USA / Alpine Race
date of birth
July 14, 1988
Reindeers and Russian coal mines
Daily life was surreal and hard to explain. Skinning up a new unskied valley we would startle a few reindeer who would bolt up and across the couloir we were eyeing (hence the newly dubbed ‘Double Reindeer Couloir’).
One day we stumbled across an old Russian coal-mining outpost with larger than life statues of Stalin and the Hammer and Cicle ever present. For a while we got trapped in this abandoned ghost town when a Polar Bear mom and her cubs decided to take a nap between us and the boat.

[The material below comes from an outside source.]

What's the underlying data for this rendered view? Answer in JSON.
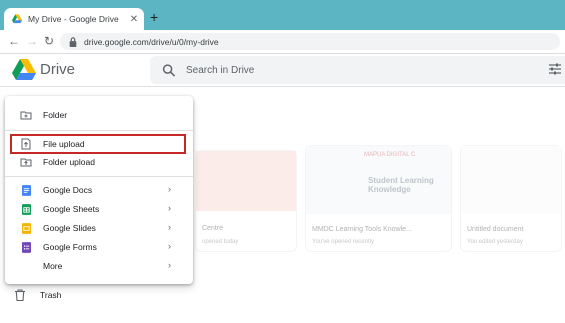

Another afternoon (or morning or whenever) the wind stopped and the icy fjord turned to glass, so I went out for a paddle board from the boat. It was terrifying being alone and away from the safety of the boat, knowing if I fell I would have minutes to survive in the below freezing water. Extreme no-fall-zone paddle boarding! It didn’t take long for a huge bearded seal to get curious and start chasing me around. Did that really happen? Was that real?
Scratching the itch
Of course, before and after all these magical experiences was a lot of skiing. Arctic pow is pretty darn good. Arctic corn is even better. And even when we were skiing down an icy 500+ couloir with nothing but blue water in the fall zone and gnarly rocks towering above on both sides, the ice skied better than any sketchy slick ice I’ve skied before! Skiing in Svalbard is the real deal.
It’s hard to sum up what happened in Svalbard. This was the most rejuvenating and wild ski trip I have ever experienced. It for sure satisfied my itch to get some late season turns in before the long hot summer. It was good for the soul to remove myself from the world and remember why I love to ski! And it fired me up to continue chasing my dream next season.
Then who knows, back to Svalbard next summer? There’s a lot more perfect snow to be skied.